PS I should add that we encountered only friendly people once we had passed through Immigration Control. There was the man at an open-air bar beside a public toilet, who didn’t want to change a dollar bill but gave us 20 roubles out of the till so we could have a pee. Three young soldiers were happy to pose for a photo with Mrs SG beside the historic warship Aurora. When we tried to blow our few remaining roubles on ice-creams outside the Hermitage our three scoops weighed more than we could afford – so the man carefully scraped some back into his tub and re-weighed. When the bill came to less than our little pile of notes and coins he insisted on giving us the proper change (which was enough for another pee-and-a-half).
Mrs SG and I are visiting Southampton, on the south coast of England. This afternoon we went to the art gallery. Seeing something resembling a pay-point we asked if there was an entry fee.
“No,” said the man on duty, “It’s completely free. But I should warn you that we close at 3 o’clock.” I glanced at my watch. It was 2:40.
“Is that because it’s Monday?” I asked.
“No. We’re open from 10 to 3 Monday to Friday, and to 5 on Saturday.” Seeing my expression he added apologetically, “Council cuts.”
We nodded to show our understanding and hurried off to see as much as we could. Beside one painting was a Churchillian quotation that was new to us:
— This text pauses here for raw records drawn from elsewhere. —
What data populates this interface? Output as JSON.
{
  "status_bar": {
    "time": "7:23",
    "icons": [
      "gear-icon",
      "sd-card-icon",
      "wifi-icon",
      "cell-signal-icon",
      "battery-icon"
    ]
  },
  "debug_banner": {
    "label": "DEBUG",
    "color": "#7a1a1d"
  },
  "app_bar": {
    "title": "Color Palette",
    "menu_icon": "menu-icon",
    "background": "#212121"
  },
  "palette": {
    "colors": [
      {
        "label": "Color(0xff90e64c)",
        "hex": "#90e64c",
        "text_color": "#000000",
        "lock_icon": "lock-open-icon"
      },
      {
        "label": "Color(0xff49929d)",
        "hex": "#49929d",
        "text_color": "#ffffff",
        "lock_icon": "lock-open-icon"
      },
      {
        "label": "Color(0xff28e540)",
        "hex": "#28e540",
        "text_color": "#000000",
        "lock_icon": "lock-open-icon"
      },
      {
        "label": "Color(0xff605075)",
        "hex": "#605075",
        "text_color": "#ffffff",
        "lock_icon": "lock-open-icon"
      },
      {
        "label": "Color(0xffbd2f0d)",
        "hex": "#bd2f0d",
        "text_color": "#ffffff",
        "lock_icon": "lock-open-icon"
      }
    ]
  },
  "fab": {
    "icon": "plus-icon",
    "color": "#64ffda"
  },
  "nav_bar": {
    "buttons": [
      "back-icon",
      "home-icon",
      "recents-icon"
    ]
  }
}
“The arts are essential to any complete national life. The State owes it to itself to sustain and encourage them. Ill fares the race which fails to salute the arts with the reverence and delight which is their due.”
There’s an irony there, I think.
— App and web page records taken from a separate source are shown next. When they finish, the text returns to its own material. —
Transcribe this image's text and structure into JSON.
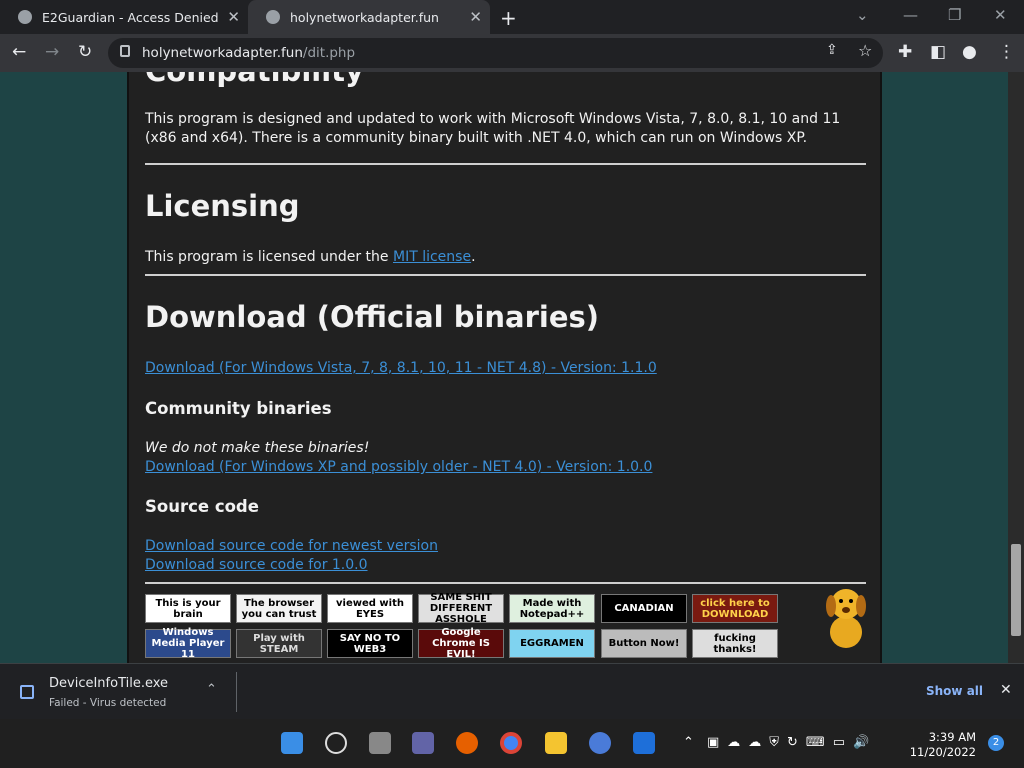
{
  "tabs": [
    "E2Guardian - Access Denied",
    "holynetworkadapter.fun"
  ],
  "url": {
    "host": "holynetworkadapter.fun",
    "path": "/dit.php"
  },
  "page": {
    "h_compat": "Compatibility",
    "compat_text": "This program is designed and updated to work with Microsoft Windows Vista, 7, 8.0, 8.1, 10 and 11 (x86 and x64). There is a community binary built with .NET 4.0, which can run on Windows XP.",
    "h_lic": "Licensing",
    "lic_pre": "This program is licensed under the ",
    "lic_link": "MIT license",
    "lic_post": ".",
    "h_dl": "Download (Official binaries)",
    "dl_link": "Download (For Windows Vista, 7, 8, 8.1, 10, 11 - NET 4.8) - Version: 1.1.0",
    "h_comm": "Community binaries",
    "comm_note": "We do not make these binaries!",
    "comm_link": "Download (For Windows XP and possibly older - NET 4.0) - Version: 1.0.0",
    "h_src": "Source code",
    "src_link1": "Download source code for newest version",
    "src_link2": "Download source code for 1.0.0"
  },
  "badges": [
    "This is your brain",
    "The browser you can trust",
    "viewed with EYES",
    "SAME SHIT DIFFERENT ASSHOLE",
    "Made with Notepad++",
    "CANADIAN",
    "click here to DOWNLOAD",
    "Windows Media Player 11",
    "Play with STEAM",
    "SAY NO TO WEB3",
    "Google Chrome IS EVIL!",
    "EGGRAMEN",
    "Button Now!",
    "fucking thanks!"
  ],
  "download": {
    "name": "DeviceInfoTile.exe",
    "status": "Failed - Virus detected",
    "show_all": "Show all"
  },
  "clock": {
    "time": "3:39 AM",
    "date": "11/20/2022",
    "badge": "2"
  }
}
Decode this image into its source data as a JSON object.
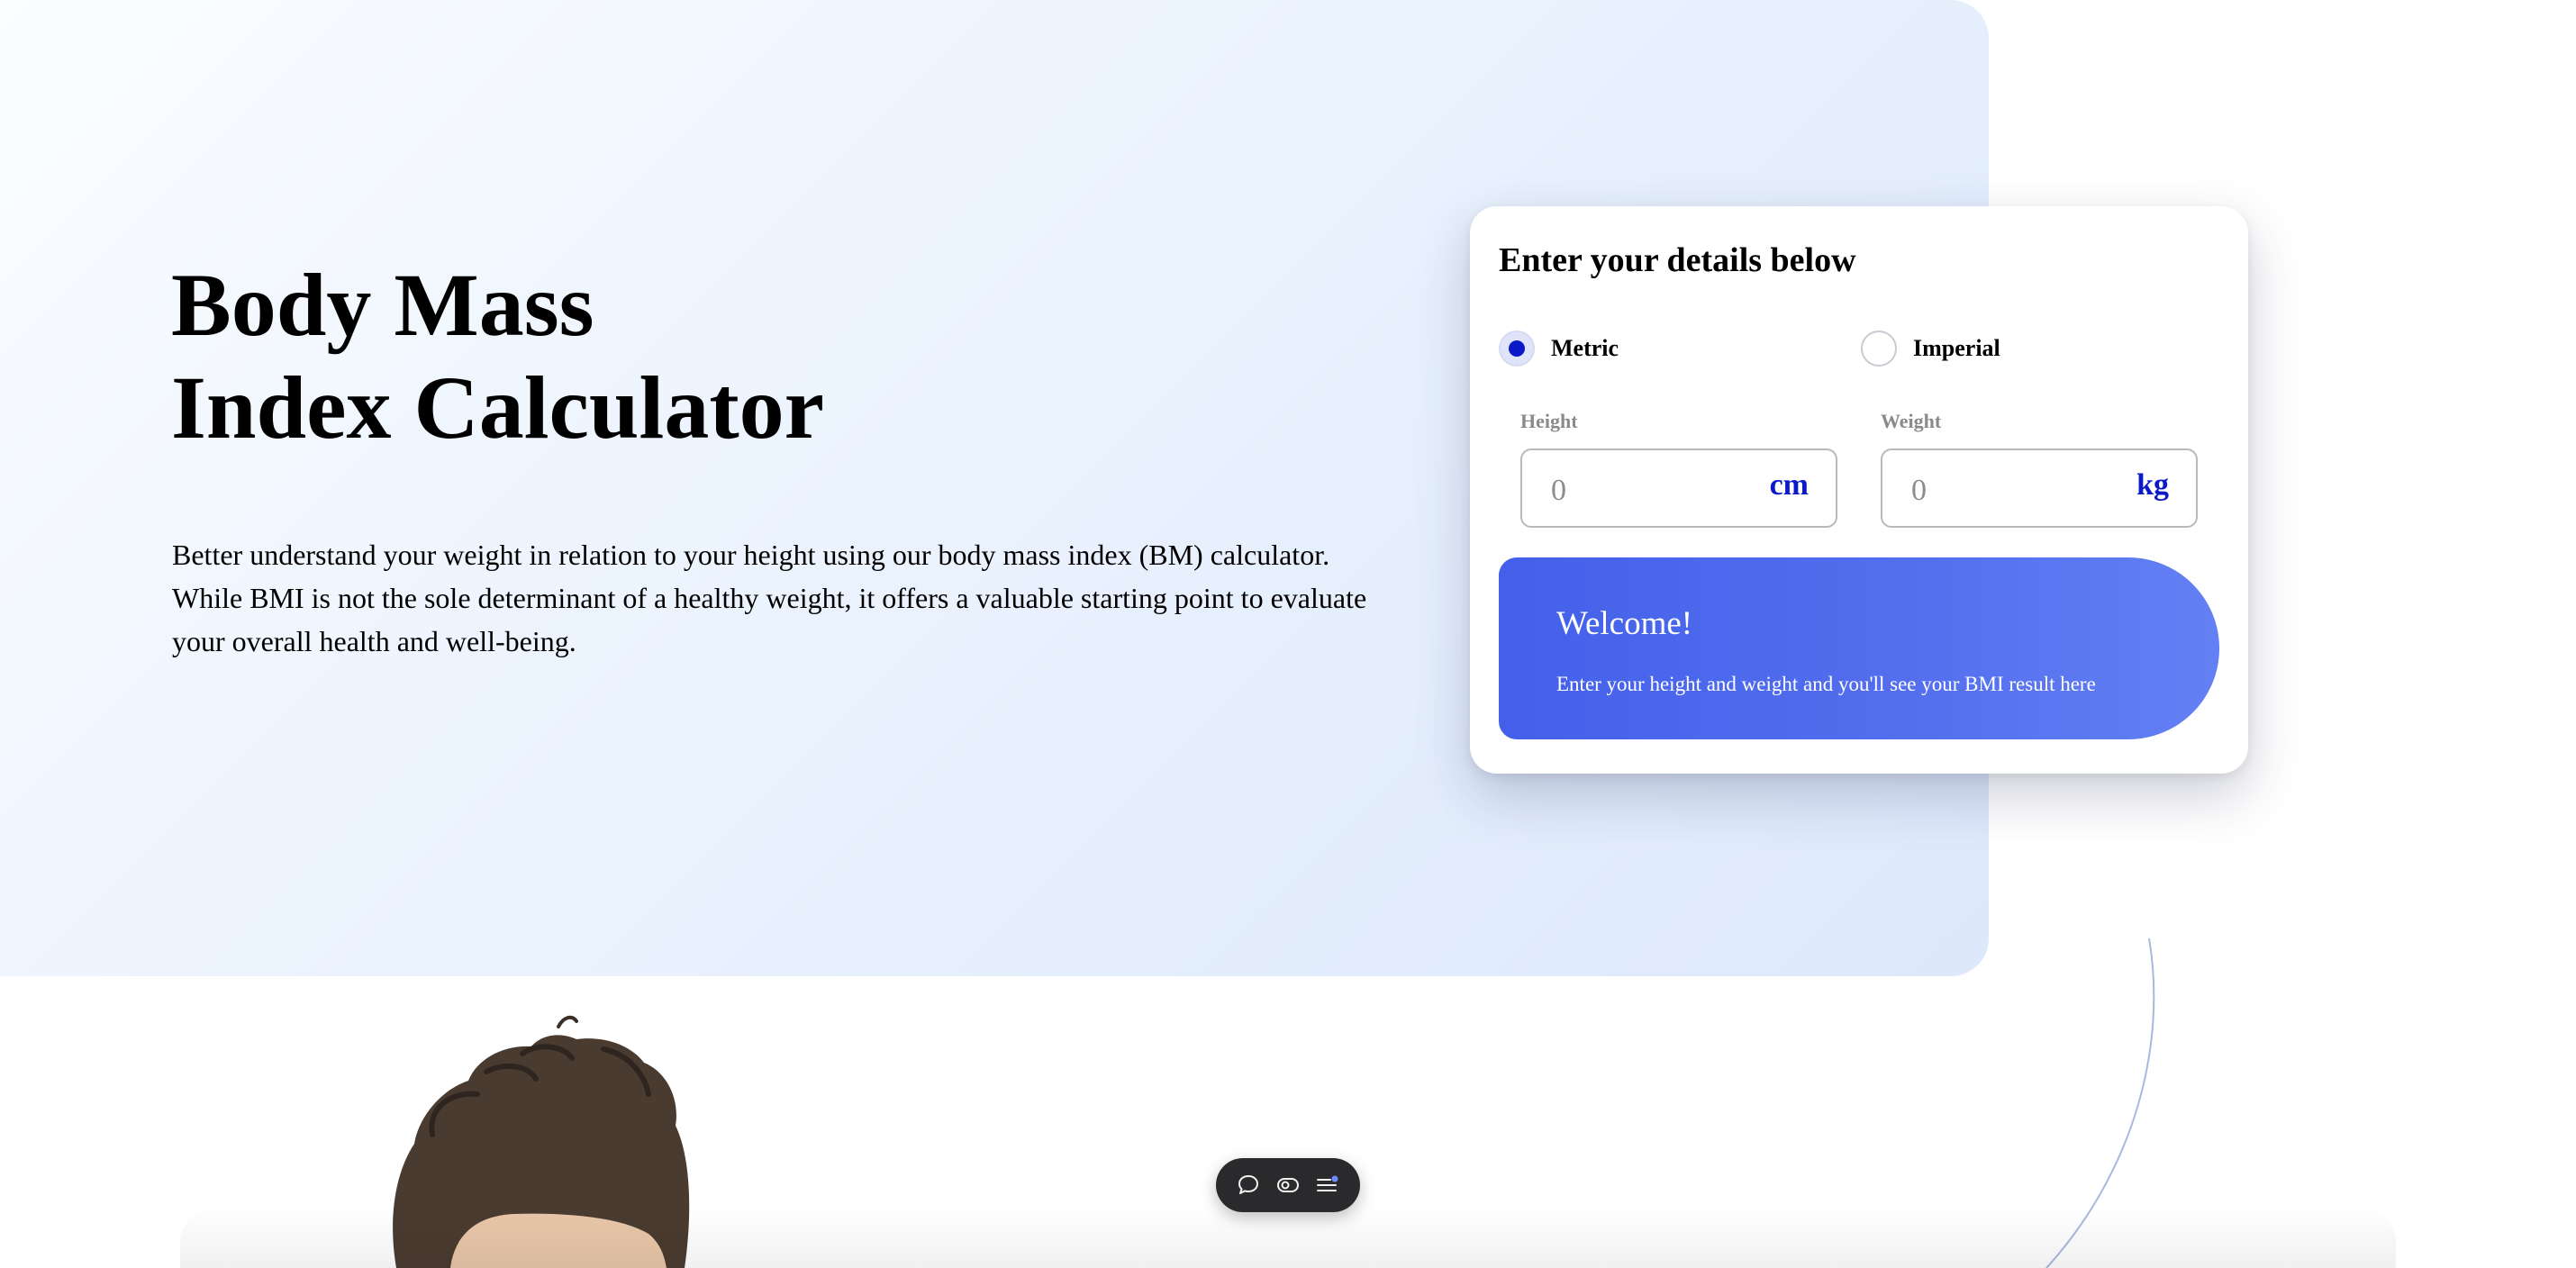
{
  "hero": {
    "title_line1": "Body Mass",
    "title_line2": "Index Calculator",
    "description": "Better understand your weight in relation to your height using our body mass index (BM) calculator. While BMI is not the sole determinant of a healthy weight, it offers a valuable starting point to evaluate your overall health and well-being."
  },
  "calculator": {
    "heading": "Enter your details below",
    "units": {
      "options": [
        "Metric",
        "Imperial"
      ],
      "selected": "Metric"
    },
    "height": {
      "label": "Height",
      "placeholder": "0",
      "unit": "cm"
    },
    "weight": {
      "label": "Weight",
      "placeholder": "0",
      "unit": "kg"
    },
    "result": {
      "title": "Welcome!",
      "message": "Enter your height and weight and you'll see your BMI result here"
    }
  },
  "toolbar": {
    "icons": [
      "comment-icon",
      "toggle-view-icon",
      "menu-icon"
    ]
  },
  "colors": {
    "accent": "#0b19c9",
    "result_gradient_start": "#4460ea",
    "result_gradient_end": "#6380f4",
    "toolbar_bg": "#2a2a2c"
  }
}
I also think it insane to invest huge sums of money in great public buildings, fill them with valuable works of art, and then open the doors for only 32 hours per week to the people whose money paid for those investments.
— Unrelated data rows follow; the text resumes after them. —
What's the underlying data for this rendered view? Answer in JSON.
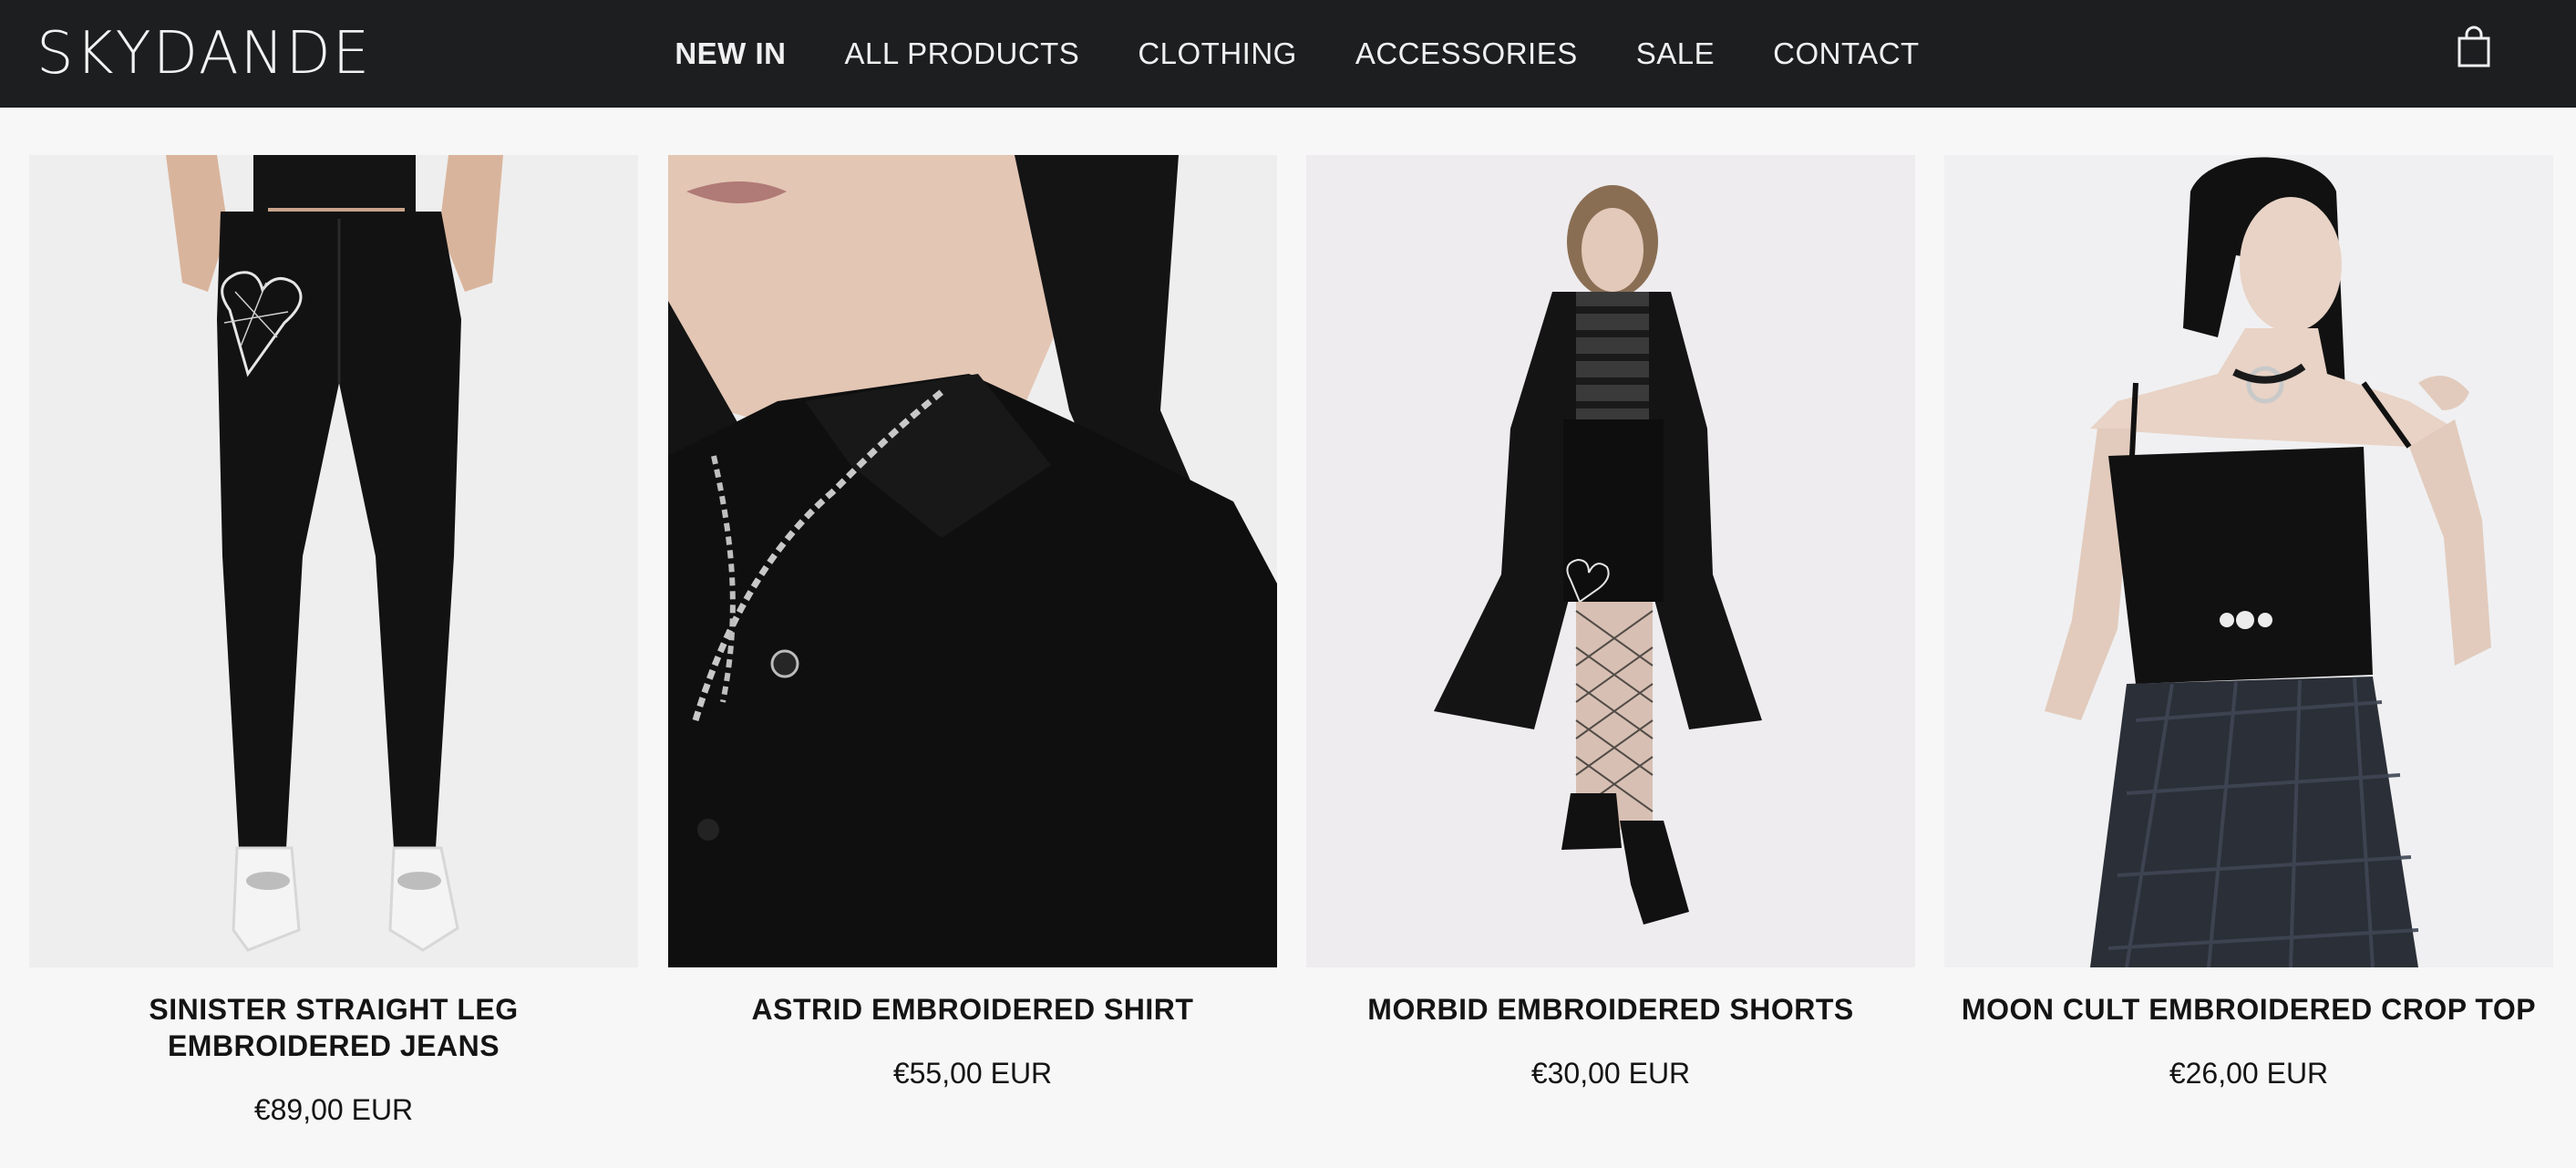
{
  "brand": {
    "logo_text": "SKYDANDE"
  },
  "nav": {
    "items": [
      {
        "label": "NEW IN",
        "active": true
      },
      {
        "label": "ALL PRODUCTS",
        "active": false
      },
      {
        "label": "CLOTHING",
        "active": false
      },
      {
        "label": "ACCESSORIES",
        "active": false
      },
      {
        "label": "SALE",
        "active": false
      },
      {
        "label": "CONTACT",
        "active": false
      }
    ],
    "cart_icon": "shopping-bag-icon"
  },
  "products": [
    {
      "title": "SINISTER STRAIGHT LEG EMBROIDERED JEANS",
      "price": "€89,00 EUR"
    },
    {
      "title": "ASTRID EMBROIDERED SHIRT",
      "price": "€55,00 EUR"
    },
    {
      "title": "MORBID EMBROIDERED SHORTS",
      "price": "€30,00 EUR"
    },
    {
      "title": "MOON CULT EMBROIDERED CROP TOP",
      "price": "€26,00 EUR"
    }
  ],
  "colors": {
    "header_bg": "#1d1e20",
    "header_text": "#f0f0f0",
    "page_bg": "#f7f7f7",
    "text": "#141414"
  }
}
Churchill said and wrote a lot of very wise things; if you click here you’ll see a selection.
I used to think that the real Richmond was in Surrey, on the Thames, with a park full of wandering deer. But as we wandered northward, from Beccles towards Scotland, Mrs SG and I found ourselves near a little town called Richmond, not far from Scotch Corner. According to our guide book it has a Norman castle – not unusual in the UK – and the world’s only surviving working Georgian theatre. We were intrigued and aimed our little rental car in that direction.
A charming volunteer guide took us around the theatre, explaining things and giving us rich historical context. Apparently the people in the cheapest seats, in the gallery, really were uncouth and rowdy. They even peed on the floor so that the people in the choicest boxes below were rained upon. If the audience showed sufficient dislike of a performance the actors often called it off, changed their costumes and performed a different play – more of a crowd-pleaser.
And did you know that the process of reserving seats is quite new, and originally applied only to the boxes… hence the term ‘box office’?
The exterior of the Theatre Royal is pretty dull (see below) but the interior is a delight. It lacks the curlicues and gilt cherubs of the West End theatres and it seats only 261 patrons (and therefore was never obliged to have a fire curtain), but like the bluff North Yorkshire farmers who were its patrons when Samuel Butler opened in 1788 it is eminently fit-for-purpose.
The next time you’re in that part of the country, take the time to drop in and have a look. Better still, check online and time your visit when there’s a performance. We didn’t but we will next time. We may not be able to reserve the royal box (as patrons Charles and Camilla did) but the annual pantomime is not to be missed, we’re told.
Both Richmonds and much else besides formed part of the 250,000-acre land-holding (known as ‘the Honour of Richmond’) that William the Conqueror gave to his kinsman Alan Rufus of Brittany. Alan’s job was to keep North Yorkshire under control, which he seems to have done pretty well: the castle is dilapidated, but through neglect rather than bombardment. It played an interesting role in the First World War, which you may like to learn about here.